Don’t get hung up on lowering costs
McRae has long cast aspersions on the cost-reduction claims made by open RAN enthusiasts. His views have not changed. When Lundberg mentioned that Japan’s Rakuten Mobile had asserted that it could cut opex by 40% with open RAN when compared with traditional approaches, McRae let slip what can only be described as a dismissive smile.
“Unfortunately, open RAN was focused on lower cost to start with, which is not the way I think of it”, he said. “If there is a reduction in cost that’s great, but in the telco world I think we’re too focused on cutting cost. I want to be focused on making more money and making more profit to enable investment in these sorts of solution”.
For McRae, bridging digital divides is not only about bringing mobile broadband to places where it was not previously available. It is about enabling new use-cases and generating new revenue streams.

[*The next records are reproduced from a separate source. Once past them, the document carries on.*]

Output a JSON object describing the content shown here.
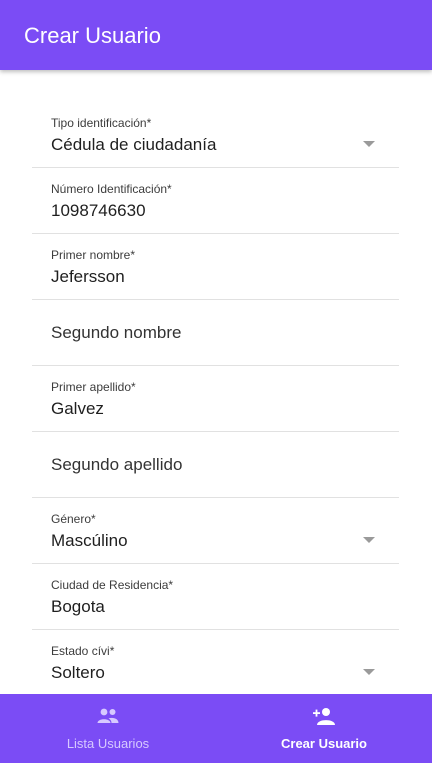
{
  "header": {
    "title": "Crear Usuario"
  },
  "form": {
    "tipo_identificacion": {
      "label": "Tipo identificación*",
      "value": "Cédula de ciudadanía"
    },
    "numero_identificacion": {
      "label": "Número Identificación*",
      "value": "1098746630"
    },
    "primer_nombre": {
      "label": "Primer nombre*",
      "value": "Jefersson"
    },
    "segundo_nombre": {
      "placeholder": "Segundo nombre"
    },
    "primer_apellido": {
      "label": "Primer apellido*",
      "value": "Galvez"
    },
    "segundo_apellido": {
      "placeholder": "Segundo apellido"
    },
    "genero": {
      "label": "Género*",
      "value": "Mascúlino"
    },
    "ciudad_residencia": {
      "label": "Ciudad de Residencia*",
      "value": "Bogota"
    },
    "estado_civil": {
      "label": "Estado cívi*",
      "value": "Soltero"
    }
  },
  "nav": {
    "lista_usuarios": {
      "label": "Lista Usuarios",
      "icon": "people-icon"
    },
    "crear_usuario": {
      "label": "Crear Usuario",
      "icon": "person-add-icon"
    }
  },
  "colors": {
    "primary": "#7b4cf5",
    "inactive_nav_text": "#d7c9ff"
  }
}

Examples he had in mind included more efficient operation of farms, drone corridors for delivery of emergency medical supplies in hard‑to‑reach places, and monitoring the environment. “We’re not talking about costs, we’re talking about opportunity”, he said.
Not as keen as European peers
BT has been noticeably more reticent about open RAN than its European counterparts. In January 2021, Deutsche Telekom (DT), Orange, Telefónica, and Vodafone signed a Memorandum of Understanding (MoU) to promote open RAN in Europe. Telecom Italia (TIM) became an MoU signatory soon afterwards. BT kept its head down.
Nor did BT back a report written by Analysys Mason that was published in November 2021, which proposed that European policymakers should stimulate the region’s open RAN ecosystem through tax incentives and public funding (BTwatch, #330). DT, Orange, TIM, Telefónica, and Vodafone all threw their weight behind the report’s recommendations.
BT nonetheless seems to think open RAN will become more widespread, at least in the longer term. Along with the UK’s other mobile network operators (MNO), Three, VM O2, and Vodafone, BT‑owned EE struck an agreement with the Department of Culture, Media & Sport to commit on open RAN. The agreed goal is to carry 35% of UK mobile network traffic, but the target date is not until 2030.
Only Vodafone has made a firm rollout commitment so far. It plans to deploy open RAN at 2,500 mobile sites across Wales and the southwest of England, so extending 4G and 5G coverage into rural areas (Vodafonewatch, #198). The operator aims to have at least 20% of all its sites based on disaggregated architectures, but that is not until 2027, which is when the UK’s MNOs have to stop using Huawei Technologies’ 5G kit.